The PM’s Adviser on Climate Change stated this in his remarks as he joined through video-link a roundtable discussion hosted by the Federation of Pakistan Chambers of Commerce and Industry (FPCCI) here to mark the World Environment Day-2020.
The Central Standing Committee on Environment of FPCCI organized the roundtable whose majority of the participants joined the discussion via video-link in view of the lockdown restrictions against the spread of the coronavirus.
The PM’s Adviser said on the occasion that Green stimulus package of the present government had come into action during the lockdown enforced in the country against the spread of coronavirus.
He said that 10 billion Tree Tsunami project had been utilized to employ 65,000 people as most of them were those who had lost their jobs in urban areas of the country and had come back to their native rural localities during the lockdown.
He said that these jobs were mostly related to nurseries established to promote greenery and to check wildfires in forest areas during the peak summer.
He said Pakistan had become the first nation in the world to repurpose World Bank funds available to it to for revival of nature in the country in post-Covid-19 situation.
He said that the World Bank had allowed repurposing of $180 million of its funding for nature conversation in Pakistan while recognizing the Green recovery process of the country during the pandemic.
Mr Amin Aslam said that PM would soon launch an initiative to conserve protected natural areas and national parks across the country.
He said that Clean, Green Pakistan initiative of the present government being followed in 20 cities of Punjab and Khyber Pakhtunkhwa was also playing an important role to conserve nature and environment in the country.
He said that pandemics like coronavirus did occur when human activity encroached upon wildlife habitats and nature reserves as once the health emergency was over efforts should be made to conserve such protected areas.

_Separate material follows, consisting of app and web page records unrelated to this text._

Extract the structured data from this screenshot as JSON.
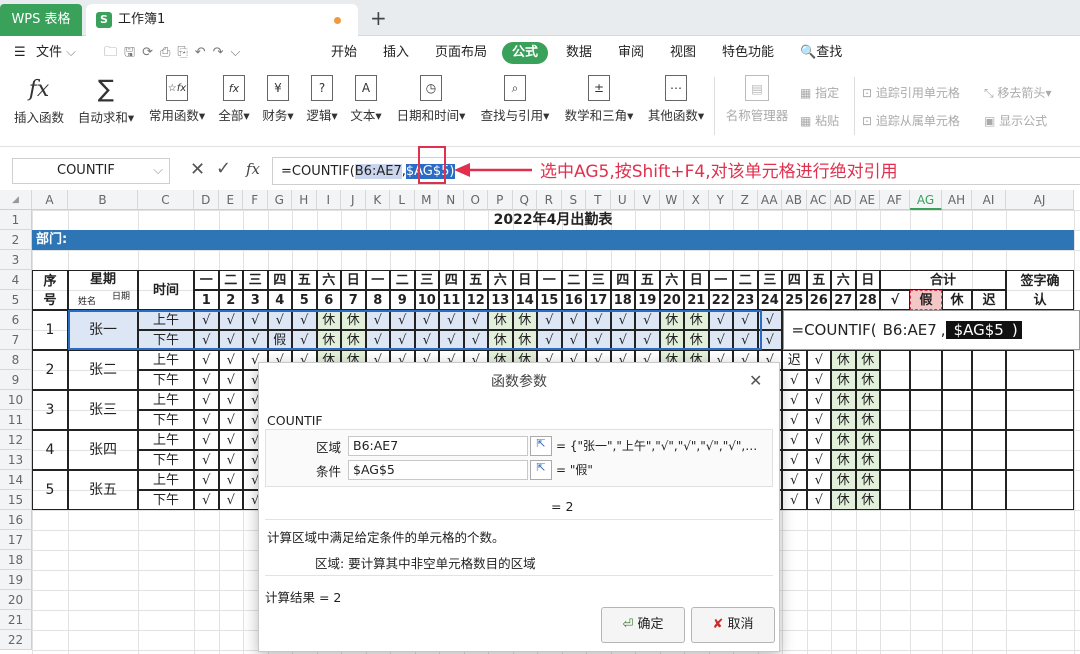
{
  "app": {
    "tab_app": "WPS 表格",
    "tab_book": "工作簿1",
    "tab_new": "+"
  },
  "menu": {
    "file": "文件",
    "items": [
      "开始",
      "插入",
      "页面布局",
      "公式",
      "数据",
      "审阅",
      "视图",
      "特色功能"
    ],
    "search": "查找"
  },
  "ribbon": {
    "buttons": [
      "插入函数",
      "自动求和",
      "常用函数",
      "全部",
      "财务",
      "逻辑",
      "文本",
      "日期和时间",
      "查找与引用",
      "数学和三角",
      "其他函数",
      "名称管理器"
    ],
    "small": [
      "指定",
      "粘贴",
      "追踪引用单元格",
      "移去箭头",
      "追踪从属单元格",
      "显示公式"
    ]
  },
  "formula_bar": {
    "name_box": "COUNTIF",
    "fx": "fx",
    "prefix": "=COUNTIF(",
    "range": "B6:AE7",
    "sep": ",",
    "ref": "$AG$5)",
    "callout": "选中AG5,按Shift+F4,对该单元格进行绝对引用"
  },
  "sheet": {
    "columns": [
      "A",
      "B",
      "C",
      "D",
      "E",
      "F",
      "G",
      "H",
      "I",
      "J",
      "K",
      "L",
      "M",
      "N",
      "O",
      "P",
      "Q",
      "R",
      "S",
      "T",
      "U",
      "V",
      "W",
      "X",
      "Y",
      "Z",
      "AA",
      "AB",
      "AC",
      "AD",
      "AE",
      "AF",
      "AG",
      "AH",
      "AI",
      "AJ"
    ],
    "rows": [
      "1",
      "2",
      "3",
      "4",
      "5",
      "6",
      "7",
      "8",
      "9",
      "10",
      "11",
      "12",
      "13",
      "14",
      "15",
      "16",
      "17",
      "18",
      "19",
      "20",
      "21",
      "22"
    ],
    "title": "2022年4月出勤表",
    "dept_label": "部门:",
    "hdr_seq": "序号",
    "hdr_week": "星期",
    "hdr_date": "日期",
    "hdr_name": "姓名",
    "hdr_time": "时间",
    "weekdays": [
      "一",
      "二",
      "三",
      "四",
      "五",
      "六",
      "日",
      "一",
      "二",
      "三",
      "四",
      "五",
      "六",
      "日",
      "一",
      "二",
      "三",
      "四",
      "五",
      "六",
      "日",
      "一",
      "二",
      "三",
      "四",
      "五",
      "六",
      "日"
    ],
    "days": [
      "1",
      "2",
      "3",
      "4",
      "5",
      "6",
      "7",
      "8",
      "9",
      "10",
      "11",
      "12",
      "13",
      "14",
      "15",
      "16",
      "17",
      "18",
      "19",
      "20",
      "21",
      "22",
      "23",
      "24",
      "25",
      "26",
      "27",
      "28"
    ],
    "hdr_total": "合计",
    "total_cols": [
      "√",
      "假",
      "休",
      "迟"
    ],
    "hdr_sign": "签字确认",
    "am": "上午",
    "pm": "下午",
    "check": "√",
    "rest": "休",
    "leave": "假",
    "late": "迟",
    "employees": [
      {
        "no": "1",
        "name": "张一"
      },
      {
        "no": "2",
        "name": "张二"
      },
      {
        "no": "3",
        "name": "张三"
      },
      {
        "no": "4",
        "name": "张四"
      },
      {
        "no": "5",
        "name": "张五"
      }
    ],
    "cell_formula": {
      "prefix": "=COUNTIF(",
      "range": "B6:AE7",
      "sep": ",",
      "ref": "$AG$5",
      "close": ")"
    }
  },
  "dialog": {
    "title": "函数参数",
    "func": "COUNTIF",
    "arg1_label": "区域",
    "arg1_value": "B6:AE7",
    "arg1_result": "= {\"张一\",\"上午\",\"√\",\"√\",\"√\",\"√\",…",
    "arg2_label": "条件",
    "arg2_value": "$AG$5",
    "arg2_result": "= \"假\"",
    "eval": "= 2",
    "desc": "计算区域中满足给定条件的单元格的个数。",
    "arg_desc": "区域:  要计算其中非空单元格数目的区域",
    "result": "计算结果 = 2",
    "ok": "确定",
    "cancel": "取消"
  },
  "colors": {
    "wps_green": "#3aa15b",
    "header_blue": "#2e75b6",
    "rest_green": "#e2efda",
    "select_fill": "#dde6f5",
    "callout_red": "#e0304e"
  }
}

FPCCI President Mian Anjum Nisar said that environmental degradation had been responsible for slow economic progress and backwardness of the poor sections of the Pakistani population.
He said that exponential increase in the population had been responsible for the destruction of forests and nature reserves in the country due to ever-expanding human settlements.
He said that irresponsible and unreasonable exploitation of the natural and mineral resources in the country had been responsible for various socio-economic and health issues of Pakistani people.
He said that Pakistan should focus on claiming carbon credits on the basis of its ever-increasing economic activities as being done by its neighbouring countries. Dr Shahid Amjad, former director-general of National Institute of Oceanography (NIO), stressed the need to conserve mangrove forests for protection of the marine ecosystem of the country.
He said that conservation of the coastal resources in the country should be made part of the national accounting system owing to their important for a large section of Pakistani population.
Farzana Altaf, Director General of Pakistan Environmental Protection Agency, said that the Pakistan Environmental Protection Act-1997 envisaged imprisonment up to two years for anyone causing harm to the environment but such harsh measures against environmental degradation were seldom used. She acknowledged the situation that there had been weak enforcement of the guidelines for proper disposal of the medical and clinical waste being generated by the hospitals and isolation facilities as the result of treating the Covid-19 patients.
Naeem Mughal, Director General of Sindh Environmental Protection Agency, said that the SEPA had become the first environmental watchdog in the country, which initiated the process of penalizing the government-run civic and municipal agencies for causing harm to the environment.
He acknowledged the situation that much had to done to check discharge of the hazardous industrial effluents into the sea and other valuable water bodies in Sindh that were the primary source of drinking water for people.